WHAT THE TASK REQUIRES: Should a line in the entries below contain "name", return that line.

(Dataset rows for apps and sites)
○ ○ ○ ○
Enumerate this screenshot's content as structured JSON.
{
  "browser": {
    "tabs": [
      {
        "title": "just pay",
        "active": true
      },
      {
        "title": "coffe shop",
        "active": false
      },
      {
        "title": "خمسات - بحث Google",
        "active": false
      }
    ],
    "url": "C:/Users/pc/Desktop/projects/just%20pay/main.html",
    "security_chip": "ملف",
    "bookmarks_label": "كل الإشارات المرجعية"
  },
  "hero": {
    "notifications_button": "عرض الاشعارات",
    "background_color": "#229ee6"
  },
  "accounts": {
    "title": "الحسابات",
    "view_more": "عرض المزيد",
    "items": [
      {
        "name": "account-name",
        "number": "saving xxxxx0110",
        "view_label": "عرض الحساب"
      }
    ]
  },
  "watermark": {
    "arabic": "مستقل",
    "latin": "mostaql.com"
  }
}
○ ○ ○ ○
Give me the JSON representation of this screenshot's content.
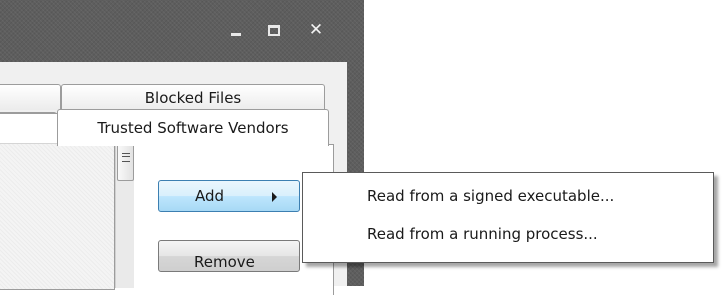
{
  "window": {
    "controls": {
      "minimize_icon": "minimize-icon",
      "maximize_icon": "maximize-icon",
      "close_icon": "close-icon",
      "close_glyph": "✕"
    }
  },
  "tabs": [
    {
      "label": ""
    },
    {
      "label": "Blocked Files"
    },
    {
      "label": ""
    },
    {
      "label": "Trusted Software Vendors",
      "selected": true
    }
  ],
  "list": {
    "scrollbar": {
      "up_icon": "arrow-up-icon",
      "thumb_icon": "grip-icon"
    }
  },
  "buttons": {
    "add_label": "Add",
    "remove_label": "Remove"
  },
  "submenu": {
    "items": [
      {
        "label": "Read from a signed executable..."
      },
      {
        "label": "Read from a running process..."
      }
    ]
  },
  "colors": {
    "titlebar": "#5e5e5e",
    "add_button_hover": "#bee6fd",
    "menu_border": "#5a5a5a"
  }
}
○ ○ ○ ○
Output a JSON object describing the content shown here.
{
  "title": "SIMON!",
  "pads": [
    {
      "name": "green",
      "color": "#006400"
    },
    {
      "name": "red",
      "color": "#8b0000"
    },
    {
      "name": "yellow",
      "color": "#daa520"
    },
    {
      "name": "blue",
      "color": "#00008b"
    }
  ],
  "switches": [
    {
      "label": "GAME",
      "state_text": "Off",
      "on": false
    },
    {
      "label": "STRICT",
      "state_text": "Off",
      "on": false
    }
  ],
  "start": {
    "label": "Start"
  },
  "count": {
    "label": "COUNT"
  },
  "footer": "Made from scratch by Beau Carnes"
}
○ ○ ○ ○
RESPONSE AREA:
        "name": "account-name",
      "name": "green",
      "name": "red",
      "name": "yellow",
      "name": "blue",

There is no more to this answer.